Manta Diving Survey Respondents

Adventure Sports - Dive Gizo - Kerrie Kennedy

Bali Diving Academy Chloe Guillevic

Barra Lodge

Benguerra Lodge – Meg McDonald

Bikiliki Liveaboard – Sam Leeson

Castaway Island – Dawn Wakeham

Colombo Divers – Olivenzo, Dharshana Jayawardena

Divine Diving - Marij Aben

Fish 'n Fins Palau  - Tova Bornovski

Geko Dive - Liv Harding

Khao Lak Scuba Adventures - Natthaphon Chotmaneepithak

Kon-Tiki Phuket – Michael Wallentin

Koro Sun Dive

L’Aventure Divers - Rodney

Liquid Adventures - Cindy Acutt
Liquid Adventures Liveaboard - Linus Nylund

M/V OKTAVIA - Karin Lund Nielsen

Manta Ray Bay Resort – Bill Acker

Moana Cruises – Ingo Heitbrok

Mozdivers – Jon Wright

M/V Queen Scuba  - Mike Thomas

Nabucco Island Resort -  Evelyne

Oberhauser & Rainer Suhr

Nai’a Liveaboard – Alex Edwards

Nakia Resort & Dive -Julie Kelly, Aaron Mell

Namale Resort – Emosi Baravilala

Nautilus Explorer – Mike Lever

Papageno Resorts - Elisabeth

PapuaParadise EcoResort - Anett Hidvegi

Peri Peri Divers – Steve Counsel

Rani Resorts – Lindy Chazen

Raya Divers Co., Ltd., - Mika Eriksson

Reef Encounters, Japan - Doug Bennett

Sanbis Resort – Hans Mergozzi

Seadragon Dive Center – Alphons van Lieshout

Sea Fiji Travel – Scott Kukral

Sonaisali Island Resort – Koroi and Melyn

South Siam Divers Co.,Ltd. - Aoi

Thailand Dive and Sail - Ric Parker

True Blue Watersports – Cher Walker

Tofo Scuba – Nikki Pears

Tui Tai Liveaboard - Samuel Miles

West Side Water Sports – Fiona Caldwell

Wicked Diving – Paul Landgraver

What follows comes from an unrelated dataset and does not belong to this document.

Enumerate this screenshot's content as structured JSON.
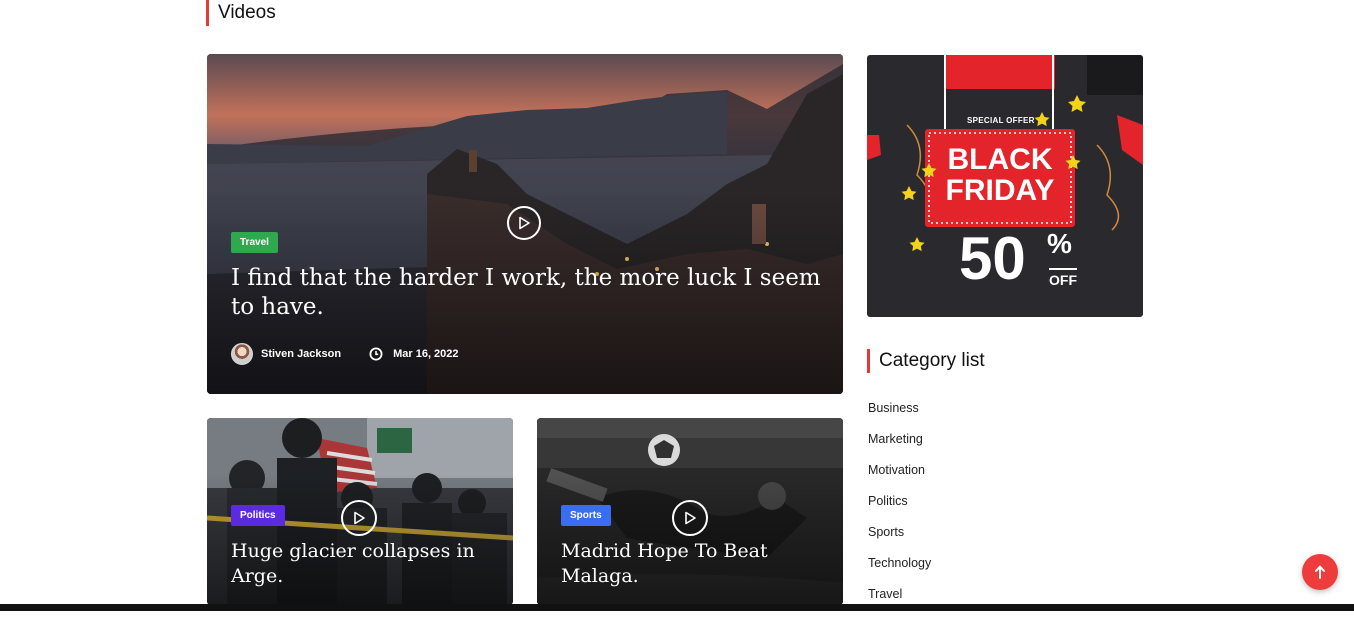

World Wide Dive and Sail – Susie Erbe

www.palaumantarays.com - Jeanette Denby

Yap Pacific Dive Resort – Dieter Kudler